    With the Amex changes and now this – they are killing Avios.

  40. @Anthony: is it a requirement to have to have set foot on an airline before you can like some of the services they offer? You know an airline still gets a lot of money out of customers who’ve never flown with them. Don’t be a snob.

  41. @ William Bailey
    “I’ve gotten insane value out of this program over past 6-7 years”

    Which is why it’s being changed. Insanity is a bad thing.

    @ Thanh
    “an airline still gets a lot of money out of customers who’ve never flown with them”

    Now that’s a radical proposition. But if an airline is losing money on every seat it has to buy from a partner, the more seats it sells (the more money it brings in from this activity) the bigger its losses.

    At a time when lots of European airlines are going bust, IAG makes a profit. You can accuse them of many things, but being crap at making money in the airline business is not one of them.

    I don’t suppose the primary purpose of *any* airline loyalty programme is to encourage loyalty to a different airline.

  42. @Mike: From a UK perspective is already game over for points collecting. With the recent changes to Amex – massively restricting what sign up bonuses you are eligible for depending on what cards you already hold, coupled with moving the *spend* goalposts and reducing the signup bonuses which are available, alongside also reducing the referal bonus, it’s now very difficult to earn substantial amounts of points. Considering we don’t have categories of spend which give multiple points, and the highest signup bonus available being 30k on Platinum, it’s game over.
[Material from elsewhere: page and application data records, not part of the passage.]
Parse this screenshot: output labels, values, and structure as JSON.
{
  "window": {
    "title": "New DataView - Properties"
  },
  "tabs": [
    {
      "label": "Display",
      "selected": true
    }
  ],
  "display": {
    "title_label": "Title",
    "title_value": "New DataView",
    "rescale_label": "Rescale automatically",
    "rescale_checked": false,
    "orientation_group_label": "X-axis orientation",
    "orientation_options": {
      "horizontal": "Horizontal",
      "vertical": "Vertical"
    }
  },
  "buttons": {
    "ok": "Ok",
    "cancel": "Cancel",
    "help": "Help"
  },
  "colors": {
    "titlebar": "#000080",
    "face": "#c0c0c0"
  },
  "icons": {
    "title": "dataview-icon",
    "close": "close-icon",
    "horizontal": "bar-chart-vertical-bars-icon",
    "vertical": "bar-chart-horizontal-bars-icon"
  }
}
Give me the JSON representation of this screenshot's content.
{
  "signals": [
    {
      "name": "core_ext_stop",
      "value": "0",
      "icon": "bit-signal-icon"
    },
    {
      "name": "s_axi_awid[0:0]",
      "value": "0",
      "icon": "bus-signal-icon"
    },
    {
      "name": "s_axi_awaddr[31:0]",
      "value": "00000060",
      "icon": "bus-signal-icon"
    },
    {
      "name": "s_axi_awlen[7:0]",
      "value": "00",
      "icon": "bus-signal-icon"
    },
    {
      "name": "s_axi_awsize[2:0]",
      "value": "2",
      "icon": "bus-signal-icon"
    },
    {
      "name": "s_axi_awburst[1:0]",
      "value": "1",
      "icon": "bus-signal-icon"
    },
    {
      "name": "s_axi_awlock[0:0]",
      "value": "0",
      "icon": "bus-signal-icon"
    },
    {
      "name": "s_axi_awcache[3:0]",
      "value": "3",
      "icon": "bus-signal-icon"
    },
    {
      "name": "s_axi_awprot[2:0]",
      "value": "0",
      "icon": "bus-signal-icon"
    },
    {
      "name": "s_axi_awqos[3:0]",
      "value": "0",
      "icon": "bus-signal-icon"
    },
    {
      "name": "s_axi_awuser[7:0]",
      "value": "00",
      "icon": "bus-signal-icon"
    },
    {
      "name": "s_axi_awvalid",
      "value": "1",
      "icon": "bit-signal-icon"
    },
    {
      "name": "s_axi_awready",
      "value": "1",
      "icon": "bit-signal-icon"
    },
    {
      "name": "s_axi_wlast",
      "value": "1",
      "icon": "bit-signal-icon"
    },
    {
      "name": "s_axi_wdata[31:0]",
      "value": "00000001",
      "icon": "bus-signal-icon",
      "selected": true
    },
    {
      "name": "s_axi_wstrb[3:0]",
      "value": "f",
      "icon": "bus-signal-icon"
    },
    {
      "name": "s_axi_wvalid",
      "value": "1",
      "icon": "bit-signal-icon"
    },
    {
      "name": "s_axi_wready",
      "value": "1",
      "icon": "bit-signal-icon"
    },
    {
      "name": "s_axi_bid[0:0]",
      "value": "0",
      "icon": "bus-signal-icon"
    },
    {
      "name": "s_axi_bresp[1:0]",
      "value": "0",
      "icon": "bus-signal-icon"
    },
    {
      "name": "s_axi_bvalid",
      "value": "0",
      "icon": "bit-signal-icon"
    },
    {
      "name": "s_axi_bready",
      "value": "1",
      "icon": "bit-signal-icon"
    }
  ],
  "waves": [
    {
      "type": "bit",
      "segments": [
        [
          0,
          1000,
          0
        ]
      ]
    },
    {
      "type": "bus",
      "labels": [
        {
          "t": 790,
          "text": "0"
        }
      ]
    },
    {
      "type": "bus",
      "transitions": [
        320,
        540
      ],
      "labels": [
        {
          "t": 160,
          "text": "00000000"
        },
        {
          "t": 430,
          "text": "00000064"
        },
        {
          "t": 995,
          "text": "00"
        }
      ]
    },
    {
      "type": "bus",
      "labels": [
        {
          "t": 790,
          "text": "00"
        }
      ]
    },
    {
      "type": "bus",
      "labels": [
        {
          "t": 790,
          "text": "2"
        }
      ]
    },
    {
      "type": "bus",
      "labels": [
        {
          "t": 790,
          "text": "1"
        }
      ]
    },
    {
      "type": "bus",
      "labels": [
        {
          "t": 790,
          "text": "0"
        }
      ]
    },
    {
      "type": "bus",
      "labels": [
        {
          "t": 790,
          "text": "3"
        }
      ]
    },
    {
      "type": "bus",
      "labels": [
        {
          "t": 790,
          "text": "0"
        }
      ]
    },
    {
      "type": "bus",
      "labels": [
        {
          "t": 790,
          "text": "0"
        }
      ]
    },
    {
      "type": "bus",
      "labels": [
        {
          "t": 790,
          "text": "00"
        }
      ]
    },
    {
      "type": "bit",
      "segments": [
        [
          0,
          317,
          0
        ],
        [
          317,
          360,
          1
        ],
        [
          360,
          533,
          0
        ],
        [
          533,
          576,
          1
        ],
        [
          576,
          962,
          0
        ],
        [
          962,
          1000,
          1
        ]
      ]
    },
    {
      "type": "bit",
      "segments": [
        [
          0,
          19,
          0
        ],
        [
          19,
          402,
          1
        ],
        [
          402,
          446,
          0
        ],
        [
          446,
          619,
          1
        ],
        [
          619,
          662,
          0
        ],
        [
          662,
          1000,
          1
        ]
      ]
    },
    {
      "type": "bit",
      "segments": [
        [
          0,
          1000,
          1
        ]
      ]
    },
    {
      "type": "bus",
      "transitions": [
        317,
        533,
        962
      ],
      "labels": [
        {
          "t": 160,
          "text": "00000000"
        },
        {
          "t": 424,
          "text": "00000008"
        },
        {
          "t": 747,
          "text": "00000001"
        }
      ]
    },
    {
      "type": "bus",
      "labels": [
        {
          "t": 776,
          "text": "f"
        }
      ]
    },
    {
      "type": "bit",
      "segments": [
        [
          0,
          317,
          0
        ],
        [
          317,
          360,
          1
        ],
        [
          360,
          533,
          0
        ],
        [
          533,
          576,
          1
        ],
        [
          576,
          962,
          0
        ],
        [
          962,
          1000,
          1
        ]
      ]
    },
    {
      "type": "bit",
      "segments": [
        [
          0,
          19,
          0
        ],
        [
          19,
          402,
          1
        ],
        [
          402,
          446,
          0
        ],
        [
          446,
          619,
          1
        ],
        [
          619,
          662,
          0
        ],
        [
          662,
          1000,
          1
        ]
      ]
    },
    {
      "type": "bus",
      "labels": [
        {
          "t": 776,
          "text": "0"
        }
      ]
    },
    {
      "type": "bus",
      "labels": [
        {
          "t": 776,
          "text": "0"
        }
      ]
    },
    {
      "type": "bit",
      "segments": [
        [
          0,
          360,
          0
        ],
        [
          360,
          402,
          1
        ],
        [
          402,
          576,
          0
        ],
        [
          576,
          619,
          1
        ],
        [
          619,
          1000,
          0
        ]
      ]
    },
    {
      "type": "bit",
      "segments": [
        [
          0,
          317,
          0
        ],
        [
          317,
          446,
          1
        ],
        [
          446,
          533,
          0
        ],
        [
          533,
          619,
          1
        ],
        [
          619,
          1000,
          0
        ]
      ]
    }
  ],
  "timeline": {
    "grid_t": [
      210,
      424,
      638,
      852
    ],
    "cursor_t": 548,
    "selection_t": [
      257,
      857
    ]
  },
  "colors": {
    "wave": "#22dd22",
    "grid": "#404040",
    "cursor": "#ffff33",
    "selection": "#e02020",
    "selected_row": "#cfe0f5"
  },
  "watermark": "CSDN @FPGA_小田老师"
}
  43. I thought it would be only 4% increase. Am I missing something?

    “From 30 May 2019 Avios prices on reward flights with the following partner airlines will increase by as little as 4%”

    “The increase will depend on the route, cabin and the partner airline you’re booking. ”
    4500 + 4% will be 4680 avios (“180” avios increase)
    7500 + 4% will be 7800 avios (“300” avios increase)

    Not like that?

  44. @ John — “By as little as.” That means that’s the absolute minimum increase.

  45. @Lucky
    Thank you for clarifying.
    On some foreign countries’ BA website, it was translated to equivalent of “only”.

    I assume you are right despite how it’s written on foreign pages since BA is based in English speaking country.

Leave a Reply

If you'd like to participate in the discussion, please adhere to our commenting guidelines. Your email address will not be published. Required fields are marked *